Down to the final character, output the records below as they stand.
ENTRIES SUPPLIED section start
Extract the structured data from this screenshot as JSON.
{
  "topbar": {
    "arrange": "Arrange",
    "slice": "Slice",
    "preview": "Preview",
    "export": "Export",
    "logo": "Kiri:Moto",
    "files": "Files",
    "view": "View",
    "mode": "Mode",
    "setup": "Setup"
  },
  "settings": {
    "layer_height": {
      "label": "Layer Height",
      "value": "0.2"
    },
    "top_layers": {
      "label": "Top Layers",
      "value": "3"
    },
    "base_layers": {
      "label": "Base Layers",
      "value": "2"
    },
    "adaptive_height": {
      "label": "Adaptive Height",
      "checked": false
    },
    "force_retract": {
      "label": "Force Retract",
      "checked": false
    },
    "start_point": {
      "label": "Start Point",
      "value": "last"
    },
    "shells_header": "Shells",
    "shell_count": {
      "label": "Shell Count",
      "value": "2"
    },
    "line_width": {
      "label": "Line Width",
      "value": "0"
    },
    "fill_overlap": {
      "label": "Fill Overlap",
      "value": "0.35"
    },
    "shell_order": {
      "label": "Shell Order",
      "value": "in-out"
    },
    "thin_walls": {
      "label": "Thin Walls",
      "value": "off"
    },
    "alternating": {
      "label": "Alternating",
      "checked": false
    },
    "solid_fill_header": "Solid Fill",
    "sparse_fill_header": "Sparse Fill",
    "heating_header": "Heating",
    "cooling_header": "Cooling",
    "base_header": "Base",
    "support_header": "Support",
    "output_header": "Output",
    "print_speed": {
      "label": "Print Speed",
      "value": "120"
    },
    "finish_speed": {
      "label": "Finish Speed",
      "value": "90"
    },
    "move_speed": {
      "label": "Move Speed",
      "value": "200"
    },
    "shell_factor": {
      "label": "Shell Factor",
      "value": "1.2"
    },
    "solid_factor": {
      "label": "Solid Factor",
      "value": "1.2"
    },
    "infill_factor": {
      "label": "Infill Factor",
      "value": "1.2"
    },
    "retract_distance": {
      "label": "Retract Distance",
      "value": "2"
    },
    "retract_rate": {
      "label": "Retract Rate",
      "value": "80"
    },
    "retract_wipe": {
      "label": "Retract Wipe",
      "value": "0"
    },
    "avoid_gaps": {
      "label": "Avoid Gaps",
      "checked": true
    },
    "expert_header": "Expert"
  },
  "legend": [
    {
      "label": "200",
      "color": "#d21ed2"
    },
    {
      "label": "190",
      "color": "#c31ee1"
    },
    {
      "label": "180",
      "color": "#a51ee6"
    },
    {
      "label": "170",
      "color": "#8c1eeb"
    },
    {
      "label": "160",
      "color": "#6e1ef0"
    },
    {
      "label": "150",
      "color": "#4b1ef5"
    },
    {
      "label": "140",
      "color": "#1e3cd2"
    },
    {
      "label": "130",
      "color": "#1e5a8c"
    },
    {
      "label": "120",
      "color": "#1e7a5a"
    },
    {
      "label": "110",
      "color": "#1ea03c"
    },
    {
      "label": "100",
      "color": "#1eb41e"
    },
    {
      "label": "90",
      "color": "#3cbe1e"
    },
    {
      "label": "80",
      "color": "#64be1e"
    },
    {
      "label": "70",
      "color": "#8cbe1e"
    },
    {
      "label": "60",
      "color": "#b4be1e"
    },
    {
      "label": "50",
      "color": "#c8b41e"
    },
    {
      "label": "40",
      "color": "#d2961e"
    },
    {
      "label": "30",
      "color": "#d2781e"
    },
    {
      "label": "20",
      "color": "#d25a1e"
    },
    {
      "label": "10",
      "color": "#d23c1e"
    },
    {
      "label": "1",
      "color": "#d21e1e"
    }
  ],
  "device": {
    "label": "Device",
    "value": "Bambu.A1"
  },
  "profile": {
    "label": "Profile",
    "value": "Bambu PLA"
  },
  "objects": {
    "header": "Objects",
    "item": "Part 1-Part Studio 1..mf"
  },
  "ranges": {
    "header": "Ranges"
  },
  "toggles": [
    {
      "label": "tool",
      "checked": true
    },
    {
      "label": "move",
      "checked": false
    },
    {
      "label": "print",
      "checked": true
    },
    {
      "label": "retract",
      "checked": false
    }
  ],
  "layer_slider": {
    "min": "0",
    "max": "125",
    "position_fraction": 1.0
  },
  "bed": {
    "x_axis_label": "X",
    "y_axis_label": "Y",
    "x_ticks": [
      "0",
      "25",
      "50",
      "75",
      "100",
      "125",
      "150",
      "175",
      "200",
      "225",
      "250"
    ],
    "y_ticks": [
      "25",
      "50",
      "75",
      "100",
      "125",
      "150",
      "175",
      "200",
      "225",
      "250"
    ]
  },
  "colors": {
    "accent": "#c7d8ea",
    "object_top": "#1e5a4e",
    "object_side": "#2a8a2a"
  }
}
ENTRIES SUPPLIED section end
• [RESULT OF THE EXERCISE]:
Extract the structured data from this screenshot as JSON.
{
  "topbar": {
    "arrange": "Arrange",
    "slice": "Slice",
    "preview": "Preview",
    "export": "Export",
    "logo": "Kiri:Moto",
    "files": "Files",
    "view": "View",
    "mode": "Mode",
    "setup": "Setup"
  },
  "settings": {
    "layer_height": {
      "label": "Layer Height",
      "value": "0.2"
    },
    "top_layers": {
      "label": "Top Layers",
      "value": "3"
    },
    "base_layers": {
      "label": "Base Layers",
      "value": "2"
    },
    "adaptive_height": {
      "label": "Adaptive Height",
      "checked": false
    },
    "force_retract": {
      "label": "Force Retract",
      "checked": false
    },
    "start_point": {
      "label": "Start Point",
      "value": "last"
    },
    "shells_header": "Shells",
    "shell_count": {
      "label": "Shell Count",
      "value": "2"
    },
    "line_width": {
      "label": "Line Width",
      "value": "0"
    },
    "fill_overlap": {
      "label": "Fill Overlap",
      "value": "0.35"
    },
    "shell_order": {
      "label": "Shell Order",
      "value": "in-out"
    },
    "thin_walls": {
      "label": "Thin Walls",
      "value": "off"
    },
    "alternating": {
      "label": "Alternating",
      "checked": false
    },
    "solid_fill_header": "Solid Fill",
    "sparse_fill_header": "Sparse Fill",
    "heating_header": "Heating",
    "cooling_header": "Cooling",
    "base_header": "Base",
    "support_header": "Support",
    "output_header": "Output",
    "print_speed": {
      "label": "Print Speed",
      "value": "120"
    },
    "finish_speed": {
      "label": "Finish Speed",
      "value": "90"
    },
    "move_speed": {
      "label": "Move Speed",
      "value": "200"
    },
    "shell_factor": {
      "label": "Shell Factor",
      "value": "1.2"
    },
    "solid_factor": {
      "label": "Solid Factor",
      "value": "1.2"
    },
    "infill_factor": {
      "label": "Infill Factor",
      "value": "1.2"
    },
    "retract_distance": {
      "label": "Retract Distance",
      "value": "2"
    },
    "retract_rate": {
      "label": "Retract Rate",
      "value": "80"
    },
    "retract_wipe": {
      "label": "Retract Wipe",
      "value": "0"
    },
    "avoid_gaps": {
      "label": "Avoid Gaps",
      "checked": true
    },
    "expert_header": "Expert"
  },
  "legend": [
    {
      "label": "200",
      "color": "#d21ed2"
    },
    {
      "label": "190",
      "color": "#c31ee1"
    },
    {
      "label": "180",
      "color": "#a51ee6"
    },
    {
      "label": "170",
      "color": "#8c1eeb"
    },
    {
      "label": "160",
      "color": "#6e1ef0"
    },
    {
      "label": "150",
      "color": "#4b1ef5"
    },
    {
      "label": "140",
      "color": "#1e3cd2"
    },
    {
      "label": "130",
      "color": "#1e5a8c"
    },
    {
      "label": "120",
      "color": "#1e7a5a"
    },
    {
      "label": "110",
      "color": "#1ea03c"
    },
    {
      "label": "100",
      "color": "#1eb41e"
    },
    {
      "label": "90",
      "color": "#3cbe1e"
    },
    {
      "label": "80",
      "color": "#64be1e"
    },
    {
      "label": "70",
      "color": "#8cbe1e"
    },
    {
      "label": "60",
      "color": "#b4be1e"
    },
    {
      "label": "50",
      "color": "#c8b41e"
    },
    {
      "label": "40",
      "color": "#d2961e"
    },
    {
      "label": "30",
      "color": "#d2781e"
    },
    {
      "label": "20",
      "color": "#d25a1e"
    },
    {
      "label": "10",
      "color": "#d23c1e"
    },
    {
      "label": "1",
      "color": "#d21e1e"
    }
  ],
  "device": {
    "label": "Device",
    "value": "Bambu.A1"
  },
  "profile": {
    "label": "Profile",
    "value": "Bambu PLA"
  },
  "objects": {
    "header": "Objects",
    "item": "Part 1-Part Studio 1..mf"
  },
  "ranges": {
    "header": "Ranges"
  },
  "toggles": [
    {
      "label": "tool",
      "checked": true
    },
    {
      "label": "move",
      "checked": false
    },
    {
      "label": "print",
      "checked": true
    },
    {
      "label": "retract",
      "checked": false
    }
  ],
  "layer_slider": {
    "min": "0",
    "max": "125",
    "position_fraction": 1.0
  },
  "bed": {
    "x_axis_label": "X",
    "y_axis_label": "Y",
    "x_ticks": [
      "0",
      "25",
      "50",
      "75",
      "100",
      "125",
      "150",
      "175",
      "200",
      "225",
      "250"
    ],
    "y_ticks": [
      "25",
      "50",
      "75",
      "100",
      "125",
      "150",
      "175",
      "200",
      "225",
      "250"
    ]
  },
  "colors": {
    "accent": "#c7d8ea",
    "object_top": "#1e5a4e",
    "object_side": "#2a8a2a"
  }
}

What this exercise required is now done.